Presentation Time: 9:00 AM-6:30 PM


SHELLITO, Cindy, Earth and Atmospheric Sciences, University of Northern Colorado, 501 20th St, Campus Box 100, Greeley, CO 80639,
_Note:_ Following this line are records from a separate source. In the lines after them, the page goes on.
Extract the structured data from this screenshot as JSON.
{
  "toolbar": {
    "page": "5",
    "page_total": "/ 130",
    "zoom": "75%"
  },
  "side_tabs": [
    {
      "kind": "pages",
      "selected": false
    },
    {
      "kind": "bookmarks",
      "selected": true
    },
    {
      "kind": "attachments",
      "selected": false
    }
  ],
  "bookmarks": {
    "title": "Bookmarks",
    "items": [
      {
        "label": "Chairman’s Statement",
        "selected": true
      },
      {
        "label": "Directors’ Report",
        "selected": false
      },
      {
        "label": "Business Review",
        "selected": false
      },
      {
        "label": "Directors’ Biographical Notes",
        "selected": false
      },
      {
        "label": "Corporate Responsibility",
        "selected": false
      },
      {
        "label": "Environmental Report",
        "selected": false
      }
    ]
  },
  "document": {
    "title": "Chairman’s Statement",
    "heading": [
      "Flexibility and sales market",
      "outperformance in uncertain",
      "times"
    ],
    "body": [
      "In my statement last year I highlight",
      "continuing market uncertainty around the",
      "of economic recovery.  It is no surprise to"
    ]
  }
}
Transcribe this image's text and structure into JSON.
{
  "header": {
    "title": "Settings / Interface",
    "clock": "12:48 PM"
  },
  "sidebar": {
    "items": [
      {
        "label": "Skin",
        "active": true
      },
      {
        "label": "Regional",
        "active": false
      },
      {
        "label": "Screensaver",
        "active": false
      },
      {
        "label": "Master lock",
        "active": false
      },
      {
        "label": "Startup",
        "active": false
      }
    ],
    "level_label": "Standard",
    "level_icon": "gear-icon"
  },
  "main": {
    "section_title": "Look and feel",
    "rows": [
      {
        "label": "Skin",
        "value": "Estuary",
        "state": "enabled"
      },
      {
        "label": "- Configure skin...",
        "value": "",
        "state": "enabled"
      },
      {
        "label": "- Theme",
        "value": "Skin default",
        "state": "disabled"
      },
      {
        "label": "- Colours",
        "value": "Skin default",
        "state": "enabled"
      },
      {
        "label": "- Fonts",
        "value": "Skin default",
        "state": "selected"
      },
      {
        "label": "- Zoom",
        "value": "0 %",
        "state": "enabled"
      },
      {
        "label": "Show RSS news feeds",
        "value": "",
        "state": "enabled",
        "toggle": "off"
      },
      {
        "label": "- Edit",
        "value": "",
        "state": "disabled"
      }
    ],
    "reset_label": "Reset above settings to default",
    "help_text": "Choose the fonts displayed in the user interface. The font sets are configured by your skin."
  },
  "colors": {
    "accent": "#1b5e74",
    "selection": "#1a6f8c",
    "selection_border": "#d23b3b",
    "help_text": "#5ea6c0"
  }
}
Following the Neoproterozoic glaciations, the Cambrian is generally regarded as a fairly warm period in which multicellular life emerges and dominates the oceans. However, recent work tentatively pointing to evidence of ice in the early and late Cambrian, as well as work showing changes in carbon isotopes in the mid-Cambrian suggests there may have been episodic environmental changes associated with cooling. In light of this work, an earth system model of intermediate complexity is utilized to evaluate the roles of Cambrian continental configuration and atmospheric pCO2 concentration on glacial thresholds, and ascertain the feasibility of low and high latitude Cambrian glaciation. The Planetary Simulator (PLASIM), developed at the Meteorological Institute of the University of Hamburg, is utilized at T21 spectral resolution (5.6° latitude x 5.6º longitude) with a 50 m deep slab ocean in six experiments. Four experiments employ a Late Cambrian continental configuration with pCO2 ranging from 2800-7000 ppm. This is in the range estimated for the Cambrian by carbon cycle modeling studies. All Cambrian experiments are integrated without any land surface vegetation, and with solar luminosity reduced by 6%. The experiments also utilize a uniform land surface boundary condition consisting of sand with an albedo of 0.37. Two additional experiments are identical to the Cambrian experiments, but use modern continental configuration. Due to the low solar luminosity and high land surface albedo, ice is present in all model experiments. In the lower CO2 Cambrian scenario (2800 ppm), the Northern Hemisphere perennial sea ice margin extends as far south as 30°N. The Southern Hemisphere sea ice margin extends northward to ~8°S. A comparable experiment, but with modern continental configuration, produced a snowball earth scenario. Overall, model output suggests that the Cambrian continental configuration, in which much of the land surface area is distributed in the Southern Hemisphere, plays a key role in keeping global average temperature warmer than it would be with a modern configuration, and that while Cambrian low-latitude glaciation was unlikely, the presence of high-latitude sea ice during this time is plausible, based on comparison of model output with climate inferences from proxies.